Google
the web www.mccip.org.uk 

MCCIP Logo   

 

Seabirds

CEH; JNCC

WHAT IS ALREADY HAPPENINGWHAT COULD HAPPEN
  • Poor breeding success and reduced survival of black-legged kittiwakes in recent years have been strongly linked to warmer winters and changes to their fish prey populations (e.g. smaller, less-nutritious sand eels, increased snake pipefish abundance). Other seabird species may have been similarly affected.
  • Some species will have difficulties in adapting to changing prey availability.
  • Long-term climate change will result in a northwards shift in the range of some species and consequently a decline in UK population size.
  • Anticipated sea-level rise and a greater number of more severe storms may reduce available breeding habitat for shoreline-nesting species (e.g. terns) and wash away nests.
  • Poor breeding success, reduced survival and population declines of black-legged kittiwakes in recent years have been strongly linked to climate change, in particular to warmer winters and reductions in availability and nutritional quality of their fish prey (e.g. sandeels). Evidence suggests other species may have been similarly affected.
  • In 2006 and 2007 poor breeding success at some colonies of kittiwakes and other species such as puffins coincided with a dramatic increase in the number of snake pipefish being brought back to feed chicks.  Snake pipefish are virtually indigestible and can choke young chicks.  No link has been established between climate change and the sudden occurrence of snake pipefish in UK waters in 2003.
  • Colonial breeding may make it more difficult for some species to adapt to climate-induced changes in prey availability.
  • Continued poor breeding success and reduced survival will lead to further declines in some seabird populations in the short and long term.
  • Long-term climate change will result in the northwards contraction of the range of some species and consequently a decline in population size.
  • Anticipated sea-level rise and increased storminess may reduce available breeding habitat for shoreline-nesting species (e.g. terns) and wash away nests.
      what is happening now what could happen in the future
Amount of evidence moderate low
Level of agreement or consensus high moderate
Level of confidence medium low
  • Too little is known about seabirds, their diet, fish abundance and plankton ecology in areas outside the North Sea, particularly off the west coast of Scotland.
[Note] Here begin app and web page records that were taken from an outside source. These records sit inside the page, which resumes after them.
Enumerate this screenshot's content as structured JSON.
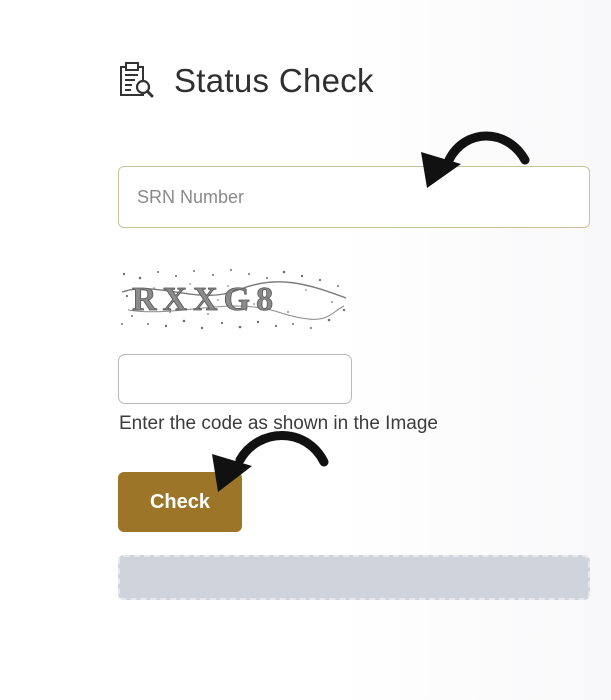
{
  "header": {
    "title": "Status Check",
    "icon": "report-search-icon"
  },
  "form": {
    "srn_placeholder": "SRN Number",
    "srn_value": "",
    "captcha_text": "RXXG8",
    "captcha_input_value": "",
    "helper_text": "Enter the code as shown in the Image",
    "check_label": "Check"
  },
  "colors": {
    "accent": "#9c7529",
    "input_border": "#c9c19a",
    "result_box": "#cfd3dc",
    "arrow": "#111111"
  },
  "annotations": [
    {
      "icon": "pointer-arrow-icon",
      "target": "srn-input"
    },
    {
      "icon": "pointer-arrow-icon",
      "target": "check-button"
    }
  ]
}
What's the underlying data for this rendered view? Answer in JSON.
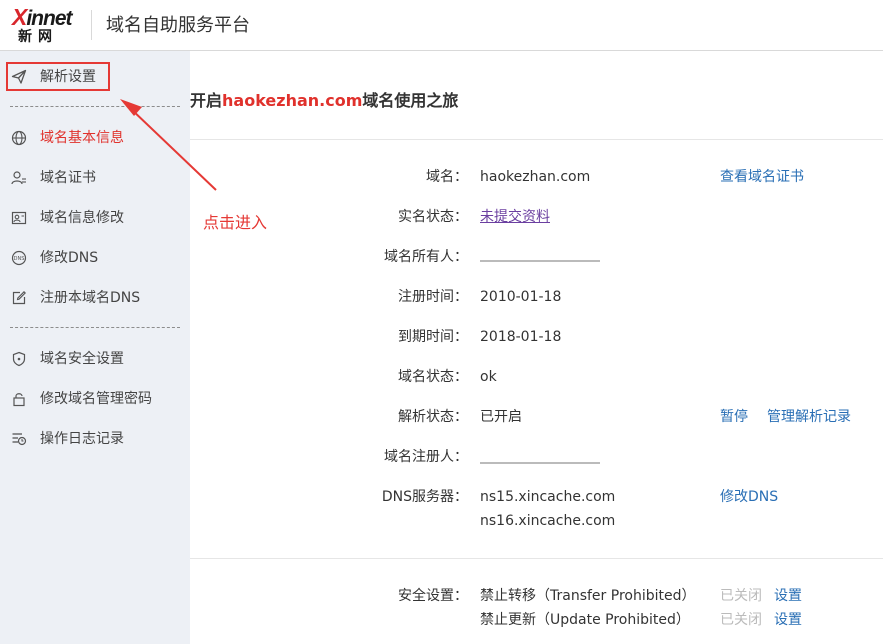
{
  "header": {
    "logo_mark": "xinnet",
    "logo_sub": "新网",
    "title": "域名自助服务平台"
  },
  "sidebar": {
    "items": [
      {
        "label": "解析设置",
        "icon": "paper-plane-icon"
      },
      {
        "label": "域名基本信息",
        "icon": "globe-icon"
      },
      {
        "label": "域名证书",
        "icon": "user-cert-icon"
      },
      {
        "label": "域名信息修改",
        "icon": "id-card-icon"
      },
      {
        "label": "修改DNS",
        "icon": "dns-icon"
      },
      {
        "label": "注册本域名DNS",
        "icon": "edit-icon"
      },
      {
        "label": "域名安全设置",
        "icon": "shield-icon"
      },
      {
        "label": "修改域名管理密码",
        "icon": "lock-icon"
      },
      {
        "label": "操作日志记录",
        "icon": "log-icon"
      }
    ]
  },
  "annotation": {
    "text": "点击进入",
    "color": "#e53935"
  },
  "main": {
    "title_prefix": "开启",
    "title_domain": "haokezhan.com",
    "title_suffix": "域名使用之旅",
    "rows": [
      {
        "label": "域名：",
        "value": "haokezhan.com"
      },
      {
        "label": "实名状态：",
        "value": "未提交资料"
      },
      {
        "label": "域名所有人：",
        "value": ""
      },
      {
        "label": "注册时间：",
        "value": "2010-01-18"
      },
      {
        "label": "到期时间：",
        "value": "2018-01-18"
      },
      {
        "label": "域名状态：",
        "value": "ok"
      },
      {
        "label": "解析状态：",
        "value": "已开启"
      },
      {
        "label": "域名注册人：",
        "value": ""
      },
      {
        "label": "DNS服务器：",
        "value": "ns15.xincache.com",
        "value2": "ns16.xincache.com"
      }
    ],
    "links": {
      "view_cert": "查看域名证书",
      "pause": "暂停",
      "manage_records": "管理解析记录",
      "modify_dns": "修改DNS"
    },
    "security": {
      "label": "安全设置：",
      "items": [
        {
          "text": "禁止转移（Transfer Prohibited）",
          "status": "已关闭",
          "action": "设置"
        },
        {
          "text": "禁止更新（Update Prohibited）",
          "status": "已关闭",
          "action": "设置"
        }
      ]
    }
  },
  "colors": {
    "accent_red": "#e0312c",
    "link_blue": "#2a6fb5",
    "sidebar_bg": "#edf0f5"
  }
}
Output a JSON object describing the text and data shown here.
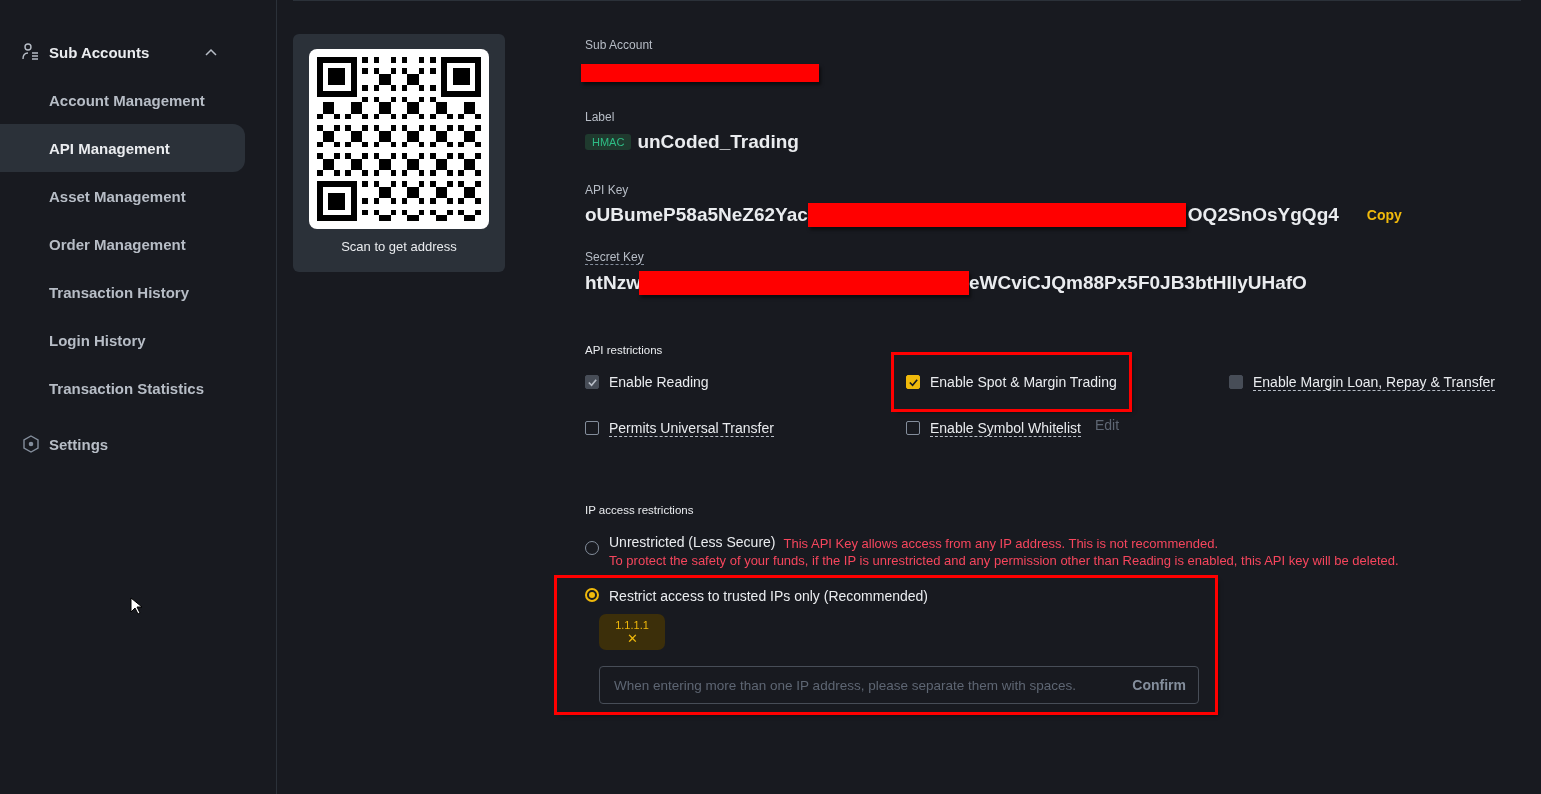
{
  "sidebar": {
    "group": {
      "label": "Sub Accounts",
      "expanded": true
    },
    "items": [
      {
        "label": "Account Management",
        "selected": false
      },
      {
        "label": "API Management",
        "selected": true
      },
      {
        "label": "Asset Management",
        "selected": false
      },
      {
        "label": "Order Management",
        "selected": false
      },
      {
        "label": "Transaction History",
        "selected": false
      },
      {
        "label": "Login History",
        "selected": false
      },
      {
        "label": "Transaction Statistics",
        "selected": false
      }
    ],
    "settings": {
      "label": "Settings"
    }
  },
  "qr": {
    "caption": "Scan to get address"
  },
  "sub_account": {
    "label": "Sub Account",
    "redacted": true
  },
  "api_label": {
    "label": "Label",
    "badge": "HMAC",
    "value": "unCoded_Trading"
  },
  "api_key": {
    "label": "API Key",
    "start": "oUBumeP58a5NeZ62Yac",
    "end": "OQ2SnOsYgQg4",
    "redacted": true,
    "copy": "Copy"
  },
  "secret_key": {
    "label": "Secret Key",
    "start": "htNzw",
    "end": "eWCviCJQm88Px5F0JB3btHIIyUHafO",
    "redacted": true
  },
  "api_restrictions": {
    "title": "API restrictions",
    "options": [
      {
        "label": "Enable Reading",
        "checked": true,
        "disabled": true,
        "dashed": false,
        "highlighted": false
      },
      {
        "label": "Enable Spot & Margin Trading",
        "checked": true,
        "disabled": false,
        "dashed": false,
        "highlighted": true
      },
      {
        "label": "Enable Margin Loan, Repay & Transfer",
        "checked": false,
        "disabled": true,
        "dashed": true,
        "highlighted": false
      },
      {
        "label": "Permits Universal Transfer",
        "checked": false,
        "disabled": false,
        "dashed": true,
        "highlighted": false
      },
      {
        "label": "Enable Symbol Whitelist",
        "checked": false,
        "disabled": false,
        "dashed": true,
        "highlighted": false,
        "action": "Edit"
      }
    ]
  },
  "ip_restrictions": {
    "title": "IP access restrictions",
    "options": [
      {
        "label": "Unrestricted (Less Secure)",
        "selected": false,
        "warning": "This API Key allows access from any IP address. This is not recommended.",
        "warning_2": "To protect the safety of your funds, if the IP is unrestricted and any permission other than Reading is enabled, this API key will be deleted.",
        "highlighted": false
      },
      {
        "label": "Restrict access to trusted IPs only (Recommended)",
        "selected": true,
        "ips": [
          "1.1.1.1"
        ],
        "remove": "✕",
        "placeholder": "When entering more than one IP address, please separate them with spaces.",
        "confirm": "Confirm",
        "highlighted": true
      }
    ]
  }
}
Survey coverage should be improved in this area. Better survey coverage of e.g. seabird demography and phenology would also be extremely valuable, and would allow the generality of findings from a few highly detailed studies to be assessed.
  • The response of seabird prey, i.e. mostly small fish such as sandeels, to climate change is not at all well understood. We need to know why recruitment of sandeels and possibly other species seems to be negatively affected by warmer winters. Likewise, we need to know whether the recent population explosion of snake pipefish is linked to climate change.
  • A better understanding is needed of how individuals respond to climate change. Seabird populations consist of very long-lived individuals, and their ability to cope with climate change at the population level will to a large extent be determined by how individuals respond. The options for micro-evolutionary change may also be constrained by social interactions among individuals. Resolving these questions will require detailed long-term studies of marked individuals.

A potential major decline in breeding seabirds would be likely to affect the ecotourism industry, particularly in Scotland.

Ian Mitchell
Seabird Colony Team Leader, Joint Nature Conservation Committee (JNCC), Dunnet House, 7 Thistle Place, Aberdeen AB10 1UZ.

Morten Frederiksen
Senior Scientific Officer, Coastal Seas Ecology Group Centre for Ecology and Hydrology (CEH), Hill of Brathens, Banchory, AB31 4BW.